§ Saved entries
——————

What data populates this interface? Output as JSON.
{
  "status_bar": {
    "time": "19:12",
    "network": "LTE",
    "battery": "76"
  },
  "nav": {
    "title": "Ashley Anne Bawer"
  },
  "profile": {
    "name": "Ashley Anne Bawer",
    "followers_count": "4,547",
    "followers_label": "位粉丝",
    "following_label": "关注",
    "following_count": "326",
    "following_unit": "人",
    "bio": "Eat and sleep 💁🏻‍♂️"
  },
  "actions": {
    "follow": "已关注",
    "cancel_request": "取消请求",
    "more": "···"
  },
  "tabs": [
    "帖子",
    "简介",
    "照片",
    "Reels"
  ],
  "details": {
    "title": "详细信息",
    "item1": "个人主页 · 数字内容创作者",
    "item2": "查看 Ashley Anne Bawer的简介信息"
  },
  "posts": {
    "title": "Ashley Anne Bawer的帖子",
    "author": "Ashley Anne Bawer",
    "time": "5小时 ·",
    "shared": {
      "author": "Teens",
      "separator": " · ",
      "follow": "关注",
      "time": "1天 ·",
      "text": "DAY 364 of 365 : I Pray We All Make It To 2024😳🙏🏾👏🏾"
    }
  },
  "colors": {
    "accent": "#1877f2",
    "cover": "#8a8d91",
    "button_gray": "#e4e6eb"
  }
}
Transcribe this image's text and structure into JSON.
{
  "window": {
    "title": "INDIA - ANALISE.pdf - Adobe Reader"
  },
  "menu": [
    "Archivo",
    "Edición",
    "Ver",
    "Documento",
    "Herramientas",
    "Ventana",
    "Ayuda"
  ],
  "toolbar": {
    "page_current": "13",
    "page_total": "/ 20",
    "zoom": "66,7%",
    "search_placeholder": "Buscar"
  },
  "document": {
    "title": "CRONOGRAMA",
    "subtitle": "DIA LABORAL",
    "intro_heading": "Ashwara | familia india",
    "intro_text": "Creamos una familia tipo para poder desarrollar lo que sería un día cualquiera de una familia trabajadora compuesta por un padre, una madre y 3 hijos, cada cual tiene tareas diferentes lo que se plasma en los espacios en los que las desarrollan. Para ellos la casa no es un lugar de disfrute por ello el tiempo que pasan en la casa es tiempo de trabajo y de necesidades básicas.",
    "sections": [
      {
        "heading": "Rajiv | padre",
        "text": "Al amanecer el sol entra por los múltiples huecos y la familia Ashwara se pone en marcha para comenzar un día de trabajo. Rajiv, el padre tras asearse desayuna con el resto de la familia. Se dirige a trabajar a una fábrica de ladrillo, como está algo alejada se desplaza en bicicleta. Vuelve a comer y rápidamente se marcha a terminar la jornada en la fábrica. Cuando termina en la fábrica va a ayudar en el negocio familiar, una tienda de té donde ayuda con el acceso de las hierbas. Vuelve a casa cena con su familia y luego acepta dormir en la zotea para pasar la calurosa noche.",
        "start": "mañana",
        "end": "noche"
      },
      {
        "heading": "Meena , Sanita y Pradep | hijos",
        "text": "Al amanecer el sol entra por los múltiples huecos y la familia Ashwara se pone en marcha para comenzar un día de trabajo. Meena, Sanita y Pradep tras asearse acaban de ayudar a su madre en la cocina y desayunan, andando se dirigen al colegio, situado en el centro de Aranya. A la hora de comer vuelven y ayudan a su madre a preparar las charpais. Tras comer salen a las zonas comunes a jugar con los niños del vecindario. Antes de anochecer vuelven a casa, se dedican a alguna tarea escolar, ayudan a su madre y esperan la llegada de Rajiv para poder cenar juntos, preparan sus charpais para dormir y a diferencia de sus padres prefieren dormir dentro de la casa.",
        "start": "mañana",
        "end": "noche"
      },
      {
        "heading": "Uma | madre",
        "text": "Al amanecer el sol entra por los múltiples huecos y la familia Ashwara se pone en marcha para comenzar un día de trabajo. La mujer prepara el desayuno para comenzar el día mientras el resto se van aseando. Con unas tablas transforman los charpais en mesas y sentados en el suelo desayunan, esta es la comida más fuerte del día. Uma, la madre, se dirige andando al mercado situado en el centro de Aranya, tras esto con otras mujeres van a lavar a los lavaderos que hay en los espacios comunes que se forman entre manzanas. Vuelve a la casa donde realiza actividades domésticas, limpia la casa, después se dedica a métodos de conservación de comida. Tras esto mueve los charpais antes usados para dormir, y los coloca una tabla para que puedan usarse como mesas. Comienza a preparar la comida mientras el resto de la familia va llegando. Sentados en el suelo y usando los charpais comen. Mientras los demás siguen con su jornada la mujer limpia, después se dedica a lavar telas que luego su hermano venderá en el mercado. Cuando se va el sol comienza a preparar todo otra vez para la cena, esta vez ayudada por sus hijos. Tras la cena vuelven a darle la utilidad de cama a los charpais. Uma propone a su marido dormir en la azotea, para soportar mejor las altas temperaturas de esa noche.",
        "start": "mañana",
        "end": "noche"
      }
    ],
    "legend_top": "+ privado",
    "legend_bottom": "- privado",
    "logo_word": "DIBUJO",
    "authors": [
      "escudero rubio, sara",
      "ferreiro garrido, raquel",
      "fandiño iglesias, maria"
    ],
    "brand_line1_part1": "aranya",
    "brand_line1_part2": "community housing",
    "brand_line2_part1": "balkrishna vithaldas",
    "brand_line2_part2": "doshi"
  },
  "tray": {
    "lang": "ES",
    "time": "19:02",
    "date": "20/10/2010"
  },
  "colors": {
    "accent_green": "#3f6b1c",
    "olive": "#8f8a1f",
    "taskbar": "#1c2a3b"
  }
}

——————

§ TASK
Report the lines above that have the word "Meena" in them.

§ PROBLEM SOLUTION
        "heading": "Meena , Sanita y Pradep | hijos",
        "text": "Al amanecer el sol entra por los múltiples huecos y la familia Ashwara se pone en marcha para comenzar un día de trabajo. Meena, Sanita y Pradep tras asearse acaban de ayudar a su madre en la cocina y desayunan, andando se dirigen al colegio, situado en el centro de Aranya. A la hora de comer vuelven y ayudan a su madre a preparar las charpais. Tras comer salen a las zonas comunes a jugar con los niños del vecindario. Antes de anochecer vuelven a casa, se dedican a alguna tarea escolar, ayudan a su madre y esperan la llegada de Rajiv para poder cenar juntos, preparan sus charpais para dormir y a diferencia de sus padres prefieren dormir dentro de la casa.",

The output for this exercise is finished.